AIM OF THE EXERCISE: Would you output the following records verbatim and skip the images in them?
......
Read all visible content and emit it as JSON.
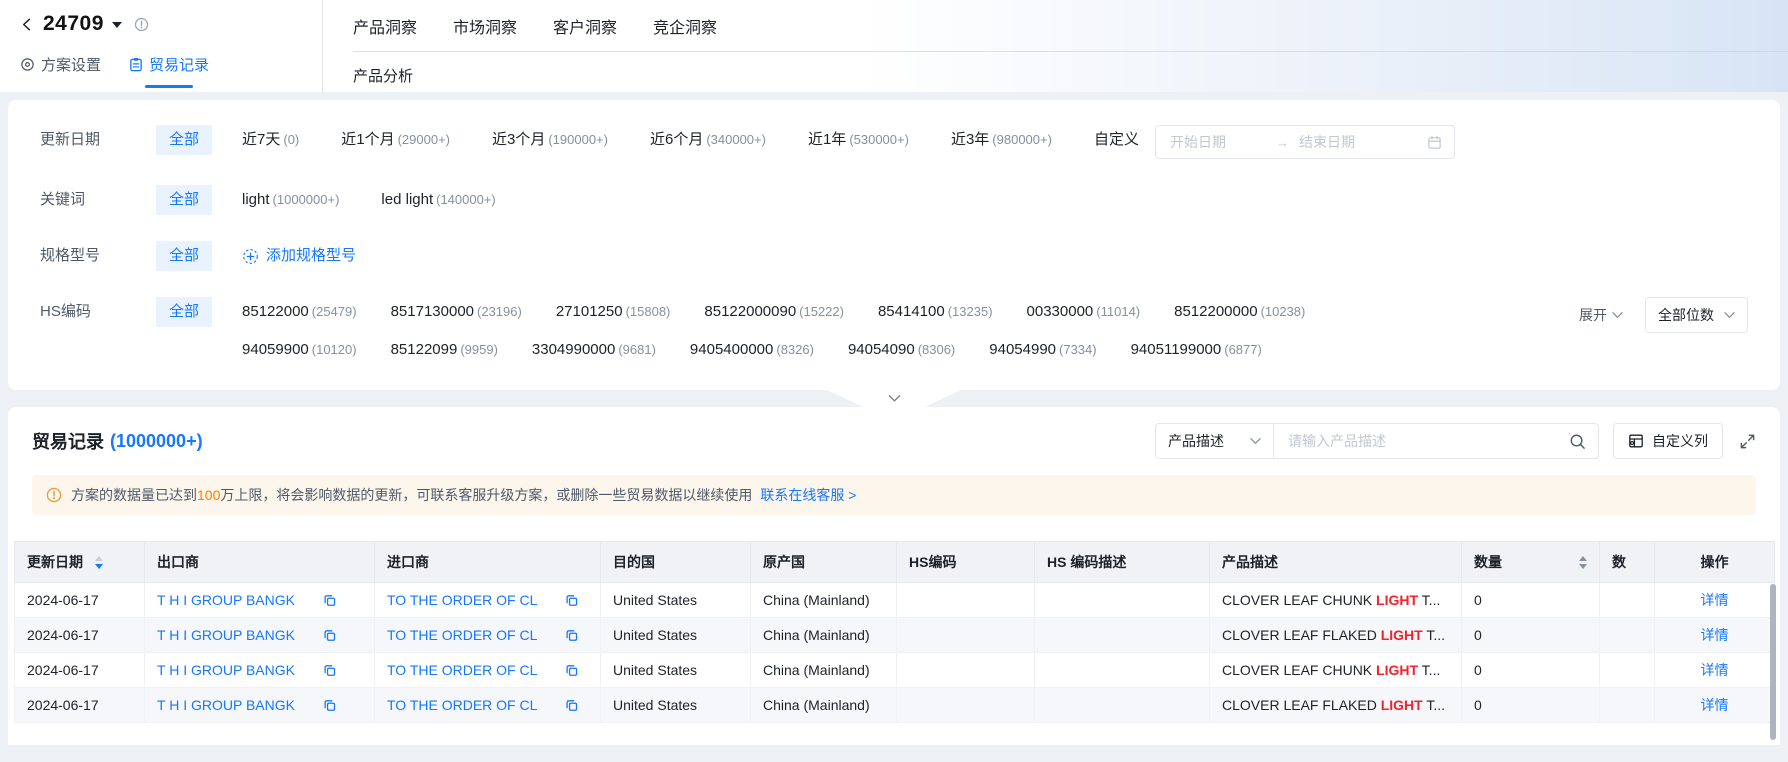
{
  "colors": {
    "accent": "#1677FF",
    "chip_bg": "#E8F3FF",
    "warning_orange": "#FF7D00",
    "notice_bg": "#FCF6EC",
    "highlight_red": "#F5222D",
    "link_blue": "#1677FF"
  },
  "icons": {
    "back": "chevron-left",
    "plan_dropdown": "caret-down",
    "info": "circle-exclamation",
    "settings": "gear-target",
    "trade_records": "clipboard",
    "range_arrow": "→",
    "calendar": "calendar",
    "add": "plus-dashed-circle",
    "chevron": "∨",
    "search": "magnifier",
    "customize": "table-settings",
    "fullscreen": "corner-arrows",
    "warning": "circle-exclamation",
    "copy": "copy",
    "sort": "caret-up-down",
    "collapse": "chevron-down"
  },
  "header": {
    "plan_id": "24709",
    "subtabs": [
      {
        "label": "方案设置",
        "active": false
      },
      {
        "label": "贸易记录",
        "active": true
      }
    ],
    "nav_tabs": [
      {
        "label": "产品洞察"
      },
      {
        "label": "市场洞察"
      },
      {
        "label": "客户洞察"
      },
      {
        "label": "竞企洞察"
      }
    ],
    "sub_nav": "产品分析"
  },
  "filters": {
    "update_date": {
      "label": "更新日期",
      "all_label": "全部",
      "options": [
        {
          "name": "近7天",
          "count": "(0)"
        },
        {
          "name": "近1个月",
          "count": "(29000+)"
        },
        {
          "name": "近3个月",
          "count": "(190000+)"
        },
        {
          "name": "近6个月",
          "count": "(340000+)"
        },
        {
          "name": "近1年",
          "count": "(530000+)"
        },
        {
          "name": "近3年",
          "count": "(980000+)"
        }
      ],
      "custom_label": "自定义",
      "start_placeholder": "开始日期",
      "end_placeholder": "结束日期"
    },
    "keyword": {
      "label": "关键词",
      "all_label": "全部",
      "options": [
        {
          "name": "light",
          "count": "(1000000+)"
        },
        {
          "name": "led light",
          "count": "(140000+)"
        }
      ]
    },
    "spec": {
      "label": "规格型号",
      "all_label": "全部",
      "add_label": "添加规格型号"
    },
    "hs_code": {
      "label": "HS编码",
      "all_label": "全部",
      "options": [
        {
          "name": "85122000",
          "count": "(25479)"
        },
        {
          "name": "8517130000",
          "count": "(23196)"
        },
        {
          "name": "27101250",
          "count": "(15808)"
        },
        {
          "name": "85122000090",
          "count": "(15222)"
        },
        {
          "name": "85414100",
          "count": "(13235)"
        },
        {
          "name": "00330000",
          "count": "(11014)"
        },
        {
          "name": "8512200000",
          "count": "(10238)"
        },
        {
          "name": "94059900",
          "count": "(10120)"
        },
        {
          "name": "85122099",
          "count": "(9959)"
        },
        {
          "name": "3304990000",
          "count": "(9681)"
        },
        {
          "name": "9405400000",
          "count": "(8326)"
        },
        {
          "name": "94054090",
          "count": "(8306)"
        },
        {
          "name": "94054990",
          "count": "(7334)"
        },
        {
          "name": "94051199000",
          "count": "(6877)"
        }
      ],
      "expand_label": "展开",
      "digits_label": "全部位数"
    }
  },
  "records": {
    "title": "贸易记录",
    "count": "(1000000+)",
    "search": {
      "field": "产品描述",
      "placeholder": "请输入产品描述"
    },
    "customize_label": "自定义列",
    "notice": {
      "text_before": "方案的数据量已达到",
      "highlight": "100",
      "text_after": "万上限，将会影响数据的更新，可联系客服升级方案，或删除一些贸易数据以继续使用",
      "link": "联系在线客服 >"
    },
    "table": {
      "headers": {
        "date": "更新日期",
        "exporter": "出口商",
        "importer": "进口商",
        "destination": "目的国",
        "origin": "原产国",
        "hs_code": "HS编码",
        "hs_desc": "HS 编码描述",
        "product": "产品描述",
        "quantity": "数量",
        "quantity_clipped": "数",
        "action": "操作"
      },
      "rows": [
        {
          "date": "2024-06-17",
          "exporter": "T H I GROUP BANGK",
          "importer": "TO THE ORDER OF CL",
          "destination": "United States",
          "origin": "China (Mainland)",
          "hs_code": "",
          "hs_desc": "",
          "product_before": "CLOVER LEAF CHUNK ",
          "product_match": "LIGHT",
          "product_after": " T...",
          "quantity": "0",
          "action": "详情"
        },
        {
          "date": "2024-06-17",
          "exporter": "T H I GROUP BANGK",
          "importer": "TO THE ORDER OF CL",
          "destination": "United States",
          "origin": "China (Mainland)",
          "hs_code": "",
          "hs_desc": "",
          "product_before": "CLOVER LEAF FLAKED ",
          "product_match": "LIGHT",
          "product_after": " T...",
          "quantity": "0",
          "action": "详情"
        },
        {
          "date": "2024-06-17",
          "exporter": "T H I GROUP BANGK",
          "importer": "TO THE ORDER OF CL",
          "destination": "United States",
          "origin": "China (Mainland)",
          "hs_code": "",
          "hs_desc": "",
          "product_before": "CLOVER LEAF CHUNK ",
          "product_match": "LIGHT",
          "product_after": " T...",
          "quantity": "0",
          "action": "详情"
        },
        {
          "date": "2024-06-17",
          "exporter": "T H I GROUP BANGK",
          "importer": "TO THE ORDER OF CL",
          "destination": "United States",
          "origin": "China (Mainland)",
          "hs_code": "",
          "hs_desc": "",
          "product_before": "CLOVER LEAF FLAKED ",
          "product_match": "LIGHT",
          "product_after": " T...",
          "quantity": "0",
          "action": "详情"
        }
      ]
    }
  }
}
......
EXERCISE ANSWER:
Read all visible content and emit it as JSON.
{
  "colors": {
    "accent": "#1677FF",
    "chip_bg": "#E8F3FF",
    "warning_orange": "#FF7D00",
    "notice_bg": "#FCF6EC",
    "highlight_red": "#F5222D",
    "link_blue": "#1677FF"
  },
  "icons": {
    "back": "chevron-left",
    "plan_dropdown": "caret-down",
    "info": "circle-exclamation",
    "settings": "gear-target",
    "trade_records": "clipboard",
    "range_arrow": "→",
    "calendar": "calendar",
    "add": "plus-dashed-circle",
    "chevron": "∨",
    "search": "magnifier",
    "customize": "table-settings",
    "fullscreen": "corner-arrows",
    "warning": "circle-exclamation",
    "copy": "copy",
    "sort": "caret-up-down",
    "collapse": "chevron-down"
  },
  "header": {
    "plan_id": "24709",
    "subtabs": [
      {
        "label": "方案设置",
        "active": false
      },
      {
        "label": "贸易记录",
        "active": true
      }
    ],
    "nav_tabs": [
      {
        "label": "产品洞察"
      },
      {
        "label": "市场洞察"
      },
      {
        "label": "客户洞察"
      },
      {
        "label": "竞企洞察"
      }
    ],
    "sub_nav": "产品分析"
  },
  "filters": {
    "update_date": {
      "label": "更新日期",
      "all_label": "全部",
      "options": [
        {
          "name": "近7天",
          "count": "(0)"
        },
        {
          "name": "近1个月",
          "count": "(29000+)"
        },
        {
          "name": "近3个月",
          "count": "(190000+)"
        },
        {
          "name": "近6个月",
          "count": "(340000+)"
        },
        {
          "name": "近1年",
          "count": "(530000+)"
        },
        {
          "name": "近3年",
          "count": "(980000+)"
        }
      ],
      "custom_label": "自定义",
      "start_placeholder": "开始日期",
      "end_placeholder": "结束日期"
    },
    "keyword": {
      "label": "关键词",
      "all_label": "全部",
      "options": [
        {
          "name": "light",
          "count": "(1000000+)"
        },
        {
          "name": "led light",
          "count": "(140000+)"
        }
      ]
    },
    "spec": {
      "label": "规格型号",
      "all_label": "全部",
      "add_label": "添加规格型号"
    },
    "hs_code": {
      "label": "HS编码",
      "all_label": "全部",
      "options": [
        {
          "name": "85122000",
          "count": "(25479)"
        },
        {
          "name": "8517130000",
          "count": "(23196)"
        },
        {
          "name": "27101250",
          "count": "(15808)"
        },
        {
          "name": "85122000090",
          "count": "(15222)"
        },
        {
          "name": "85414100",
          "count": "(13235)"
        },
        {
          "name": "00330000",
          "count": "(11014)"
        },
        {
          "name": "8512200000",
          "count": "(10238)"
        },
        {
          "name": "94059900",
          "count": "(10120)"
        },
        {
          "name": "85122099",
          "count": "(9959)"
        },
        {
          "name": "3304990000",
          "count": "(9681)"
        },
        {
          "name": "9405400000",
          "count": "(8326)"
        },
        {
          "name": "94054090",
          "count": "(8306)"
        },
        {
          "name": "94054990",
          "count": "(7334)"
        },
        {
          "name": "94051199000",
          "count": "(6877)"
        }
      ],
      "expand_label": "展开",
      "digits_label": "全部位数"
    }
  },
  "records": {
    "title": "贸易记录",
    "count": "(1000000+)",
    "search": {
      "field": "产品描述",
      "placeholder": "请输入产品描述"
    },
    "customize_label": "自定义列",
    "notice": {
      "text_before": "方案的数据量已达到",
      "highlight": "100",
      "text_after": "万上限，将会影响数据的更新，可联系客服升级方案，或删除一些贸易数据以继续使用",
      "link": "联系在线客服 >"
    },
    "table": {
      "headers": {
        "date": "更新日期",
        "exporter": "出口商",
        "importer": "进口商",
        "destination": "目的国",
        "origin": "原产国",
        "hs_code": "HS编码",
        "hs_desc": "HS 编码描述",
        "product": "产品描述",
        "quantity": "数量",
        "quantity_clipped": "数",
        "action": "操作"
      },
      "rows": [
        {
          "date": "2024-06-17",
          "exporter": "T H I GROUP BANGK",
          "importer": "TO THE ORDER OF CL",
          "destination": "United States",
          "origin": "China (Mainland)",
          "hs_code": "",
          "hs_desc": "",
          "product_before": "CLOVER LEAF CHUNK ",
          "product_match": "LIGHT",
          "product_after": " T...",
          "quantity": "0",
          "action": "详情"
        },
        {
          "date": "2024-06-17",
          "exporter": "T H I GROUP BANGK",
          "importer": "TO THE ORDER OF CL",
          "destination": "United States",
          "origin": "China (Mainland)",
          "hs_code": "",
          "hs_desc": "",
          "product_before": "CLOVER LEAF FLAKED ",
          "product_match": "LIGHT",
          "product_after": " T...",
          "quantity": "0",
          "action": "详情"
        },
        {
          "date": "2024-06-17",
          "exporter": "T H I GROUP BANGK",
          "importer": "TO THE ORDER OF CL",
          "destination": "United States",
          "origin": "China (Mainland)",
          "hs_code": "",
          "hs_desc": "",
          "product_before": "CLOVER LEAF CHUNK ",
          "product_match": "LIGHT",
          "product_after": " T...",
          "quantity": "0",
          "action": "详情"
        },
        {
          "date": "2024-06-17",
          "exporter": "T H I GROUP BANGK",
          "importer": "TO THE ORDER OF CL",
          "destination": "United States",
          "origin": "China (Mainland)",
          "hs_code": "",
          "hs_desc": "",
          "product_before": "CLOVER LEAF FLAKED ",
          "product_match": "LIGHT",
          "product_after": " T...",
          "quantity": "0",
          "action": "详情"
        }
      ]
    }
  }
}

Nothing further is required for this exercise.